**WHAT TO WORK ON:**
Reproduce every entry exactly and leave its pictures out.

** SUPPLIED INFORMATION follows **

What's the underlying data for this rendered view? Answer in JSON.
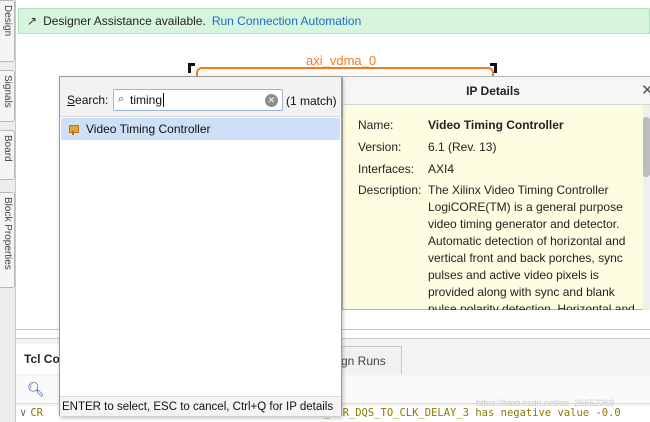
{
  "left_tabs": [
    "Design",
    "Signals",
    "Board",
    "Block Properties"
  ],
  "banner": {
    "message": "Designer Assistance available.",
    "link": "Run Connection Automation",
    "icon": "pin-icon"
  },
  "diagram": {
    "block_name": "axi_vdma_0"
  },
  "search_popup": {
    "label_prefix": "S",
    "label_rest": "earch:",
    "query": "timing",
    "match_count": "(1 match)",
    "results": [
      {
        "label": "Video Timing Controller",
        "icon": "ip-core-icon"
      }
    ],
    "footer": "ENTER to select, ESC to cancel, Ctrl+Q for IP details"
  },
  "ip_details": {
    "title": "IP Details",
    "fields": [
      {
        "key": "Name:",
        "value": "Video Timing Controller"
      },
      {
        "key": "Version:",
        "value": "6.1 (Rev. 13)"
      },
      {
        "key": "Interfaces:",
        "value": "AXI4"
      },
      {
        "key": "Description:",
        "value": "The Xilinx Video Timing Controller LogiCORE(TM) is a general purpose video timing generator and detector. Automatic detection of horizontal and vertical front and back porches, sync pulses and active video pixels is provided along with sync and blank pulse polarity detection. Horizontal and"
      }
    ]
  },
  "console": {
    "tab_label": "Tcl Co",
    "tab2_label": "gn Runs",
    "log_prefix": "CR",
    "log_text": "AM_DDR_DQS_TO_CLK_DELAY_3 has negative value -0.0",
    "watermark": "https://blog.csdn.net/qq_26652069"
  }
}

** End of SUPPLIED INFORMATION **

**RESULT:**
What's the underlying data for this rendered view? Answer in JSON.
{
  "left_tabs": [
    "Design",
    "Signals",
    "Board",
    "Block Properties"
  ],
  "banner": {
    "message": "Designer Assistance available.",
    "link": "Run Connection Automation",
    "icon": "pin-icon"
  },
  "diagram": {
    "block_name": "axi_vdma_0"
  },
  "search_popup": {
    "label_prefix": "S",
    "label_rest": "earch:",
    "query": "timing",
    "match_count": "(1 match)",
    "results": [
      {
        "label": "Video Timing Controller",
        "icon": "ip-core-icon"
      }
    ],
    "footer": "ENTER to select, ESC to cancel, Ctrl+Q for IP details"
  },
  "ip_details": {
    "title": "IP Details",
    "fields": [
      {
        "key": "Name:",
        "value": "Video Timing Controller"
      },
      {
        "key": "Version:",
        "value": "6.1 (Rev. 13)"
      },
      {
        "key": "Interfaces:",
        "value": "AXI4"
      },
      {
        "key": "Description:",
        "value": "The Xilinx Video Timing Controller LogiCORE(TM) is a general purpose video timing generator and detector. Automatic detection of horizontal and vertical front and back porches, sync pulses and active video pixels is provided along with sync and blank pulse polarity detection. Horizontal and"
      }
    ]
  },
  "console": {
    "tab_label": "Tcl Co",
    "tab2_label": "gn Runs",
    "log_prefix": "CR",
    "log_text": "AM_DDR_DQS_TO_CLK_DELAY_3 has negative value -0.0",
    "watermark": "https://blog.csdn.net/qq_26652069"
  }
}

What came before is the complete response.